Items from an interface collection:

□ □ □ □ □ □ □

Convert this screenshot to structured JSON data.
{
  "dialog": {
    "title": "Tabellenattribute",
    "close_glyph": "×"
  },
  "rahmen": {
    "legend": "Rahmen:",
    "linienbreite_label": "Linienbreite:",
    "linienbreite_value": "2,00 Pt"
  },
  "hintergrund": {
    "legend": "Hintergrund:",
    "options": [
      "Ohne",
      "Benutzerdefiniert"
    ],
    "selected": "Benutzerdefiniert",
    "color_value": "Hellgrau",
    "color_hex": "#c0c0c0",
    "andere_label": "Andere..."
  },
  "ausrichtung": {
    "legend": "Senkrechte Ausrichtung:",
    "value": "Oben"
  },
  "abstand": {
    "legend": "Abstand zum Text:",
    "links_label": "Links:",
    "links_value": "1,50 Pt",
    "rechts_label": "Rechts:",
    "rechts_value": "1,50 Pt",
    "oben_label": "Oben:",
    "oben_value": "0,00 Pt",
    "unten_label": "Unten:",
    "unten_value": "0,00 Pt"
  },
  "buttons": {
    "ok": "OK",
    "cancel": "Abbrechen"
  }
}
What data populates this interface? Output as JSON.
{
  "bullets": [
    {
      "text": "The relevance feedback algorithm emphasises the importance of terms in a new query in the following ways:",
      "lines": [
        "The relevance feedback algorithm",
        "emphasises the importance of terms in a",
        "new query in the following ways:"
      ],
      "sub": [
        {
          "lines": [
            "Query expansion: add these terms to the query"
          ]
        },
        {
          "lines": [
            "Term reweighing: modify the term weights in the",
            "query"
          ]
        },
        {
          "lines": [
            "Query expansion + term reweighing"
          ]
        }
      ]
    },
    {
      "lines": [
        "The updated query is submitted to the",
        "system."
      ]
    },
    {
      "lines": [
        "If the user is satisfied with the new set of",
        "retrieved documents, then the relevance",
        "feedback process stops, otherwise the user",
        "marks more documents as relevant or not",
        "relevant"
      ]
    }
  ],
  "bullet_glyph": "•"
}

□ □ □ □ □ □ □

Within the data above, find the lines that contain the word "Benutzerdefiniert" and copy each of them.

      "Benutzerdefiniert"
    "selected": "Benutzerdefiniert",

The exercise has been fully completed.